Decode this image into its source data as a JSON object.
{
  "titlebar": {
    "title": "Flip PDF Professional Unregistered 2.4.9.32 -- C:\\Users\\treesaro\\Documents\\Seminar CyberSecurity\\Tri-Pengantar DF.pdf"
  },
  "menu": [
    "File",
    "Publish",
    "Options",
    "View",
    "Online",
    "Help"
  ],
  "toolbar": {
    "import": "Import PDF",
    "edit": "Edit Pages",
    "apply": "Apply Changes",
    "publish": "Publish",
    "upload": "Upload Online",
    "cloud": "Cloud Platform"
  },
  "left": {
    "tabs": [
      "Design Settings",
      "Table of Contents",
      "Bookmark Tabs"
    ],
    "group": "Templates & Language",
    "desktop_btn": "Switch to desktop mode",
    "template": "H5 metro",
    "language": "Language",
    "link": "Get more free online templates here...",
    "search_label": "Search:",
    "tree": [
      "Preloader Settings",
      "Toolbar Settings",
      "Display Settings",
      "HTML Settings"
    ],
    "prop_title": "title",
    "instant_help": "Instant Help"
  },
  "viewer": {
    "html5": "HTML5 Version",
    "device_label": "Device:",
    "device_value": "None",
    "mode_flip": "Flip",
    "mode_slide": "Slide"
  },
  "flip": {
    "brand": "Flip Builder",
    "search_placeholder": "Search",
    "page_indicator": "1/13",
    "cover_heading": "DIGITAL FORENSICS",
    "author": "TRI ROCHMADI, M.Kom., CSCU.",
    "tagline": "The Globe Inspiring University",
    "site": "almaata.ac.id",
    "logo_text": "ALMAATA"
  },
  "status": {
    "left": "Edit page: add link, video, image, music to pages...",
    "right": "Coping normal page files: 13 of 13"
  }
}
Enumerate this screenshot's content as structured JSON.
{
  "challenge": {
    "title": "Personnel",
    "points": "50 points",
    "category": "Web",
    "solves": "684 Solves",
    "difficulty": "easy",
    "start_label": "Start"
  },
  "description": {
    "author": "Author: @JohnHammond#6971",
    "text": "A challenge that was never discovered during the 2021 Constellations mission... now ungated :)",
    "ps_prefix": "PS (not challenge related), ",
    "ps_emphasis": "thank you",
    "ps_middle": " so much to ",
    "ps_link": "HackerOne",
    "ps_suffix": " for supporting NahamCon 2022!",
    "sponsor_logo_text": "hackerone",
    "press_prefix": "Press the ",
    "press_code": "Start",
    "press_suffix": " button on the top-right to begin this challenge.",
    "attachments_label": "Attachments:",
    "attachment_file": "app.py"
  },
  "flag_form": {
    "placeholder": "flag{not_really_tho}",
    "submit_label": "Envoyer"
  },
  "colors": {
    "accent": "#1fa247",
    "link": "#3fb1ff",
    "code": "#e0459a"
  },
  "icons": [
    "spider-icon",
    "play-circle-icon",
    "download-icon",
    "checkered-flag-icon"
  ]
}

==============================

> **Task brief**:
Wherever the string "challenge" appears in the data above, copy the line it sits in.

> **Output**:
  "challenge": {
    "text": "A challenge that was never discovered during the 2021 Constellations mission... now ungated :)",
    "ps_prefix": "PS (not challenge related), ",
    "press_suffix": " button on the top-right to begin this challenge.",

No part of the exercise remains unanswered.